WOW co-founder Geri Benedict said a workshop like this would have been helpful when she first got involved in public service 19 years ago.
“I learned from the college of hard knocks,” she said.
Kaiser shared that before running for the school board in 2006, the only time she had campaigned was for president of her high school class, when she used the slogan, “Be wiser—vote for Kaiser.”
Several audience members expressed anxiety over the stereotypes female politicians often face in the media and in public debates: that they are flighty, disorganized, too emotional and unqualified. This self-doubt triggered reproach from some of the panel members.
“Don’t let them put you in that box,” Kaiser declared.
Women are often more focused than men on making changes for the good of the community, rather than for their personal agendas, WOW President Beverly Robertson later said in a phone interview.

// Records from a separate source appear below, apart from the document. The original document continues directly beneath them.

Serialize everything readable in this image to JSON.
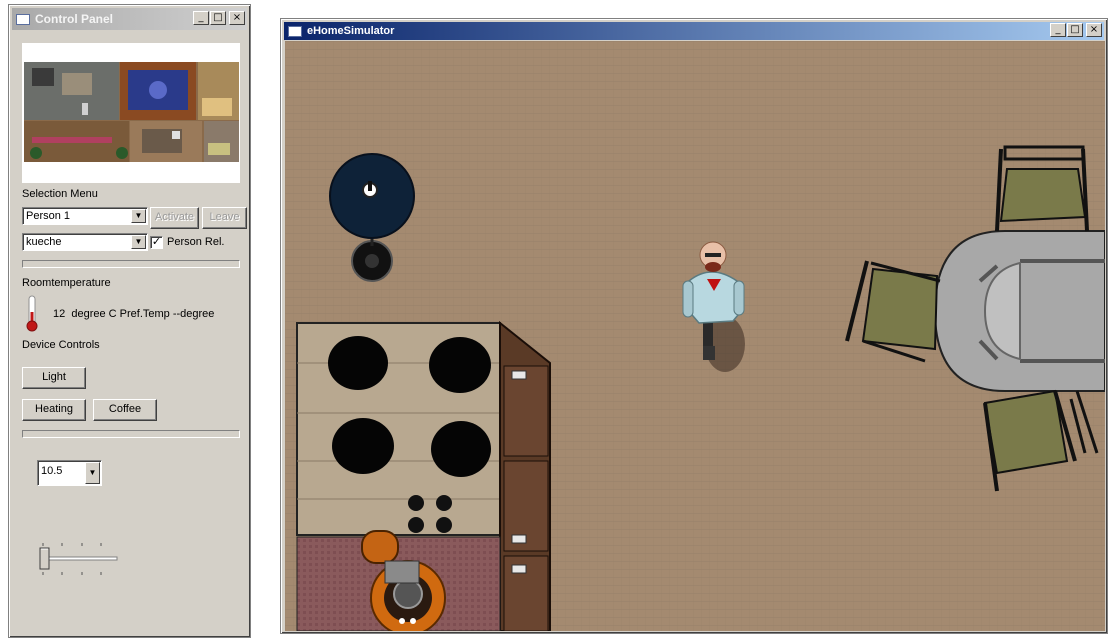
{
  "control_panel": {
    "title": "Control Panel",
    "selection_menu_label": "Selection Menu",
    "person_select": "Person 1",
    "room_select": "kueche",
    "activate_label": "Activate",
    "leave_label": "Leave",
    "person_rel_label": "Person Rel.",
    "person_rel_checked": "✓",
    "roomtemp_label": "Roomtemperature",
    "temperature_text": "12  degree C Pref.Temp --degree",
    "device_controls_label": "Device Controls",
    "light_label": "Light",
    "heating_label": "Heating",
    "coffee_label": "Coffee",
    "value_select": "10.5"
  },
  "simulator": {
    "title": "eHomeSimulator"
  },
  "window_buttons": {
    "minimize": "_",
    "maximize": "□",
    "close": "×"
  },
  "colors": {
    "floor": "#a3886e",
    "panel_bg": "#d4d0c8",
    "title_active": "#0a246a",
    "title_inactive": "#a9a9a9"
  }
}
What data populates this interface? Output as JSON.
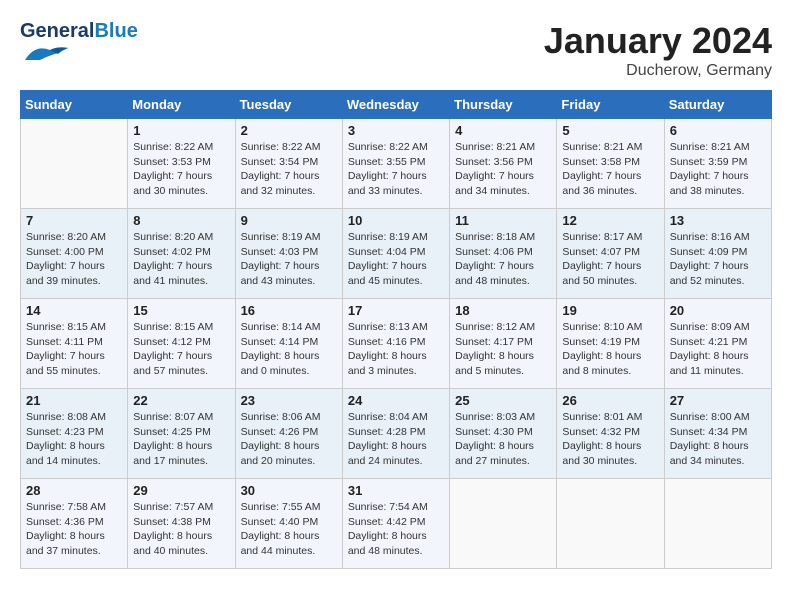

Many of the women on the panel and in the audience said discontent with the current system was their main reason for getting involved in politics.
“I’ve been involved in campaigns since I got pissed off,” one attendee said.
Some people get into politics because they “want to be somebody,” while others “want to do something,” Dolan said. The seven-term supervisor considers herself part of the latter group.
The NWPC provided packets that are essentially how-to books for campaigning. Tips range from how to fundraise to how to market oneself to voters. Attendees, the rookies especially, expressed that the workshop was invaluable for showing them how to get started.
All of the female panelists agreed that women had just as much right to be on committees as men and that more should run since women are underrepresented in the political arena.
It is NWPC’s goal that by 2020—the centennial of women’s suffrage—half the people in government will be women. The 2008 presidential race has been an encouraging sign that women will someday have equal representation.
“I didn’t think I’d live long enough to see a woman running for president,” said Robertson, who is 80 years old. “I’m just tickled that there is a woman candidate.”